Required action: The entries underneath need to be duplicated exactly, with none omitted.

Records contained in a dataset:
++++++++++++++++++++

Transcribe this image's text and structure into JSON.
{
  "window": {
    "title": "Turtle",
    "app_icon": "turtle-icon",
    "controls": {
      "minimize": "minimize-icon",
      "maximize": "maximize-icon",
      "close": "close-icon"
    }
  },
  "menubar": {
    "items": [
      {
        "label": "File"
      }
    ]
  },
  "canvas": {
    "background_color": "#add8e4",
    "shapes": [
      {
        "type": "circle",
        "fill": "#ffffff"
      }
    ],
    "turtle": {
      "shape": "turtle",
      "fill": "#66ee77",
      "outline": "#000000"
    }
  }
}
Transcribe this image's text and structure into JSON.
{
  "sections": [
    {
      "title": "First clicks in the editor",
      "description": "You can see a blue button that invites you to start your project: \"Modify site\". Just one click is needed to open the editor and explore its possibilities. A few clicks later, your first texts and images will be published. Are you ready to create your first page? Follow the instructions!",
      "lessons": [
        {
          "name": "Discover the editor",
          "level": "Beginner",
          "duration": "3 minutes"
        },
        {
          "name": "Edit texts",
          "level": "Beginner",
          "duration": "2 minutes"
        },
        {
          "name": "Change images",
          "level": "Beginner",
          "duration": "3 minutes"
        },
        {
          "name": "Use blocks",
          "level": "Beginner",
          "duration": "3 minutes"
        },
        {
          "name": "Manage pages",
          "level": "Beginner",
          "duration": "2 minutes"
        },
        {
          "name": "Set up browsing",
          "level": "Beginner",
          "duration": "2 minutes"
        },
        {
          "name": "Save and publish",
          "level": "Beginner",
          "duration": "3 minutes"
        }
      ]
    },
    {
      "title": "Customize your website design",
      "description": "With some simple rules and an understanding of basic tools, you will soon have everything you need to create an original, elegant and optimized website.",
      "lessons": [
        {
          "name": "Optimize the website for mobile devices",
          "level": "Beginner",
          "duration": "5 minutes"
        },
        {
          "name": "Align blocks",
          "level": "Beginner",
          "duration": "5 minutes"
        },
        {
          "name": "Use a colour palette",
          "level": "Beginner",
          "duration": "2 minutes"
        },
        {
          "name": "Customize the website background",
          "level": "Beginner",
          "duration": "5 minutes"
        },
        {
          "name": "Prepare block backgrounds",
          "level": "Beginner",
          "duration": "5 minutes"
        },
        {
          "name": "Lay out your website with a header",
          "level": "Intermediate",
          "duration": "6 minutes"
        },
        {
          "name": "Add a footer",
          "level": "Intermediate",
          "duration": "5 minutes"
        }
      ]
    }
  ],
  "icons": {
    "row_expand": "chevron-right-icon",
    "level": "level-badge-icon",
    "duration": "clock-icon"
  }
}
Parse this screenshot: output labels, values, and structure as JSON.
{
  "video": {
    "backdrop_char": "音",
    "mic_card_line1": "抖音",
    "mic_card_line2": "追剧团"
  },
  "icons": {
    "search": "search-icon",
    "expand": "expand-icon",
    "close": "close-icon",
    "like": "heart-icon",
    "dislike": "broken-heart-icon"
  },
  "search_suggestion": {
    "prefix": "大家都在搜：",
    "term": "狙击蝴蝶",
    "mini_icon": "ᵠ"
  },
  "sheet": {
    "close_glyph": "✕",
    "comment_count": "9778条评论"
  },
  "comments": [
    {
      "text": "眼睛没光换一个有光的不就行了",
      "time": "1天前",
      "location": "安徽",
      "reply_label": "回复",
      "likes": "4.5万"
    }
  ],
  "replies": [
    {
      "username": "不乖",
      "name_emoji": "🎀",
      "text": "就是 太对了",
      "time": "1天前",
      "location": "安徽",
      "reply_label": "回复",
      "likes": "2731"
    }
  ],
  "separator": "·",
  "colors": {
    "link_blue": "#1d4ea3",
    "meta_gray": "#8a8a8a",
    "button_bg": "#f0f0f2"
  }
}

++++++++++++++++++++

Response:
Transcribe this image's text and structure into JSON.
{
  "window": {
    "title": "Turtle",
    "app_icon": "turtle-icon",
    "controls": {
      "minimize": "minimize-icon",
      "maximize": "maximize-icon",
      "close": "close-icon"
    }
  },
  "menubar": {
    "items": [
      {
        "label": "File"
      }
    ]
  },
  "canvas": {
    "background_color": "#add8e4",
    "shapes": [
      {
        "type": "circle",
        "fill": "#ffffff"
      }
    ],
    "turtle": {
      "shape": "turtle",
      "fill": "#66ee77",
      "outline": "#000000"
    }
  }
}
Transcribe this image's text and structure into JSON.
{
  "sections": [
    {
      "title": "First clicks in the editor",
      "description": "You can see a blue button that invites you to start your project: \"Modify site\". Just one click is needed to open the editor and explore its possibilities. A few clicks later, your first texts and images will be published. Are you ready to create your first page? Follow the instructions!",
      "lessons": [
        {
          "name": "Discover the editor",
          "level": "Beginner",
          "duration": "3 minutes"
        },
        {
          "name": "Edit texts",
          "level": "Beginner",
          "duration": "2 minutes"
        },
        {
          "name": "Change images",
          "level": "Beginner",
          "duration": "3 minutes"
        },
        {
          "name": "Use blocks",
          "level": "Beginner",
          "duration": "3 minutes"
        },
        {
          "name": "Manage pages",
          "level": "Beginner",
          "duration": "2 minutes"
        },
        {
          "name": "Set up browsing",
          "level": "Beginner",
          "duration": "2 minutes"
        },
        {
          "name": "Save and publish",
          "level": "Beginner",
          "duration": "3 minutes"
        }
      ]
    },
    {
      "title": "Customize your website design",
      "description": "With some simple rules and an understanding of basic tools, you will soon have everything you need to create an original, elegant and optimized website.",
      "lessons": [
        {
          "name": "Optimize the website for mobile devices",
          "level": "Beginner",
          "duration": "5 minutes"
        },
        {
          "name": "Align blocks",
          "level": "Beginner",
          "duration": "5 minutes"
        },
        {
          "name": "Use a colour palette",
          "level": "Beginner",
          "duration": "2 minutes"
        },
        {
          "name": "Customize the website background",
          "level": "Beginner",
          "duration": "5 minutes"
        },
        {
          "name": "Prepare block backgrounds",
          "level": "Beginner",
          "duration": "5 minutes"
        },
        {
          "name": "Lay out your website with a header",
          "level": "Intermediate",
          "duration": "6 minutes"
        },
        {
          "name": "Add a footer",
          "level": "Intermediate",
          "duration": "5 minutes"
        }
      ]
    }
  ],
  "icons": {
    "row_expand": "chevron-right-icon",
    "level": "level-badge-icon",
    "duration": "clock-icon"
  }
}
Parse this screenshot: output labels, values, and structure as JSON.
{
  "video": {
    "backdrop_char": "音",
    "mic_card_line1": "抖音",
    "mic_card_line2": "追剧团"
  },
  "icons": {
    "search": "search-icon",
    "expand": "expand-icon",
    "close": "close-icon",
    "like": "heart-icon",
    "dislike": "broken-heart-icon"
  },
  "search_suggestion": {
    "prefix": "大家都在搜：",
    "term": "狙击蝴蝶",
    "mini_icon": "ᵠ"
  },
  "sheet": {
    "close_glyph": "✕",
    "comment_count": "9778条评论"
  },
  "comments": [
    {
      "text": "眼睛没光换一个有光的不就行了",
      "time": "1天前",
      "location": "安徽",
      "reply_label": "回复",
      "likes": "4.5万"
    }
  ],
  "replies": [
    {
      "username": "不乖",
      "name_emoji": "🎀",
      "text": "就是 太对了",
      "time": "1天前",
      "location": "安徽",
      "reply_label": "回复",
      "likes": "2731"
    }
  ],
  "separator": "·",
  "colors": {
    "link_blue": "#1d4ea3",
    "meta_gray": "#8a8a8a",
    "button_bg": "#f0f0f2"
  }
}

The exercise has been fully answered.